Work instruction: Locate every line in the records below that holds the word "icon" and return each one.

<<<<

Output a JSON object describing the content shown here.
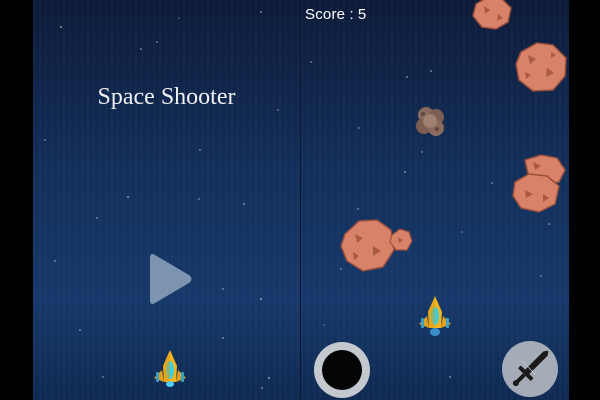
{
  "start_screen": {
    "title": "Space Shooter",
    "play_icon": "play-triangle-icon"
  },
  "game_screen": {
    "score_label": "Score :",
    "score_value": "5",
    "controls": {
      "joystick_icon": "joystick-icon",
      "fire_icon": "sword-icon"
    }
  },
  "colors": {
    "background_top": "#0d1b3a",
    "background_bottom": "#16386a",
    "asteroid": "#d9826a",
    "asteroid_dark": "#8a6a5c",
    "ship_body": "#f2b51e",
    "ship_cockpit": "#3ad0e0"
  }
}
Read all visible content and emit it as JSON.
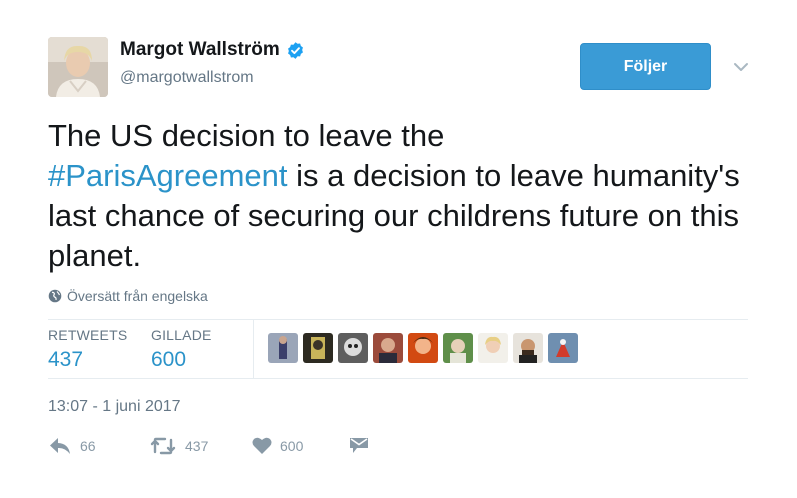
{
  "author": {
    "name": "Margot Wallström",
    "handle": "@margotwallstrom",
    "verified_icon": "verified-badge-icon"
  },
  "follow_button": {
    "label": "Följer"
  },
  "tweet": {
    "text_part1": "The US decision to leave the",
    "hashtag": "#ParisAgreement",
    "text_part2": " is a decision to leave humanity's last chance of securing our childrens future on this planet."
  },
  "translate": {
    "icon": "globe-icon",
    "label": "Översätt från engelska"
  },
  "stats": {
    "retweets_label": "RETWEETS",
    "retweets_value": "437",
    "likes_label": "GILLADE",
    "likes_value": "600"
  },
  "timestamp": "13:07 - 1 juni 2017",
  "actions": {
    "reply_count": "66",
    "retweet_count": "437",
    "like_count": "600"
  },
  "colors": {
    "accent": "#2b93c9",
    "follow_button": "#3a9bd6",
    "muted": "#657786",
    "icon": "#8899a6"
  }
}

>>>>

Exercise solution:
    "play_icon": "play-triangle-icon"
      "joystick_icon": "joystick-icon",
      "fire_icon": "sword-icon"
    "verified_icon": "verified-badge-icon"
    "icon": "globe-icon",
    "icon": "#8899a6"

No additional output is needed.